For Professionals

Curriculum & Didactics

The Anesthesiology Residency Program consists of four years of formal training with a high volume of hands-on experience in a wide range of anesthesiology including general, orthopedic, urological, peripheral vascular surgery, and post-op pain management. Outside rotations include pediatrics, cardiothoracic, obstetrics, pain, and an elective. Residents will participate in case presentations and attend National AOCA meetings.

 

Residents of Anesthesia

The Anesthesia residency consists of 4 years of training and two PGY1 position available per year to train residents of Anesthesia at Largo Medical Center.

The PGY1 training consists of rotations in the following:
Family Practice (1 month)
Internal Medicine (3 months)
Surgery (3 months)
GYN (1 month)
Anesthesia (4 month)

The PGY1 Resident is encouraged to join the Specialty College of Anesthesia and professional specialty organizations.

The PGY2 training consists of clinical experience in the management of anesthesia for uncomplicated surgical patients, pre-op evaluations, anesthetic plans and post-op management of pain including participation in acute pain services. In addition to clinical experience, the resident shall provide the concept for their scientific paper to the Program Director by the end of their PGY2 training year.

The PGY3 training will include all of the duties of the first year resident with emphasis on clinical experience in more complicated surgical cases. The resident is partakes in two 8 week rotations for pediatric and cardiovascular anesthesia. The resident is to provide one scientific paper at the completion of the PGY3 year of training and should focus academic studies to include sitting for the written anesthesia board exam after the third year of training.

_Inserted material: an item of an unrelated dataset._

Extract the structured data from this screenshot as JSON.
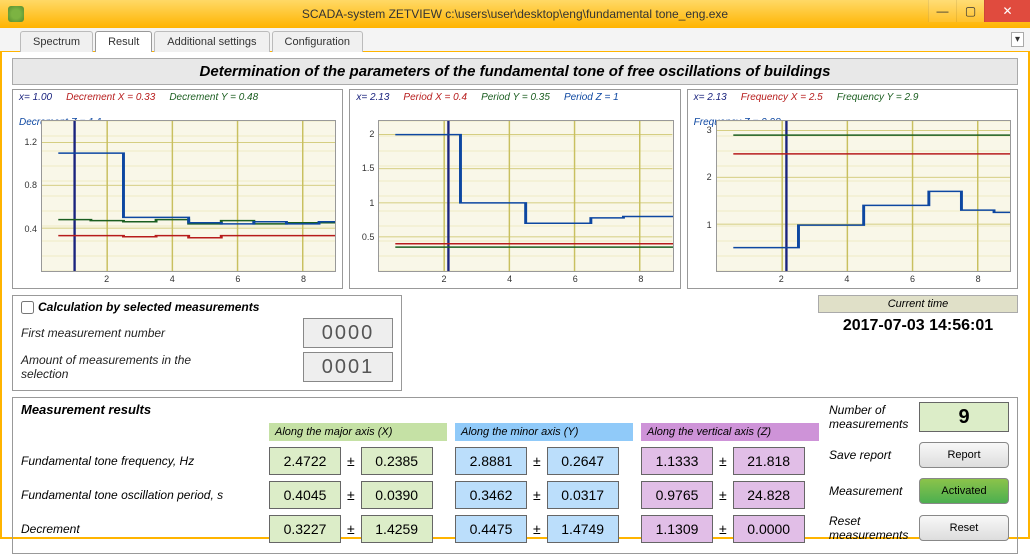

The PGY4 year of anesthesia training is devoted to perfecting anesthetic skill with the most complex surgical patients available as well as participating in rotations in obstetrics, pain management, and critical care and one elective rotation.

 

Interns/Residents of Anesthesia

Residents who are rotating on the anesthesia service will be exposed to pre-operative evaluations, intra-operative management and post-operative management of patients with "hands on" experience. Under supervision, Residents will be allowed to intubate, provide regional anesthetic blocks, start IV lines and place invasive monitors. The degree of patient care responsibility shall be limited by the individual’s ability, interest and the supervising anesthesiologist.

The Anesthesia service typically begins at 6:45 AM daily in the physician’s surgical lounge on the second floor with presentations of pre-operative evaluations and discussion of anesthetic plans and rationale for patient care plans. One day per week, a Journal Club presentation is provided at 6:30 AM at the anesthesia meeting and the rotating Resident is expected to give at least one presentation of a journal topic relevant to anesthesia and surgery.

The Anesthesia Department evaluates day surgery patients pre-operatively daily rotating Residents are expected to evaluate these patients under the supervision of one of the anesthesiologists. Rotating interns/residents will also participate with "in house patient" pre-operative evaluations and "in house patient" post-operative evaluations. The end of the rotating Resident's day is at the discretion of the on-call anesthesiologist. Rotating interns/residents are not required to take call or weekend duty.

Rotating interns/residents will be given specific reading assignments correlated with clinical experiences. However, the student should read about anesthetic technique, pre-medication, and related physiology prior to beginning the service.

Upon completion of the Anesthesia rotation, rotating interns/residents should have an understanding of peri-operative evaluation and management of surgical patients as well as having experience performing anesthesia procedures.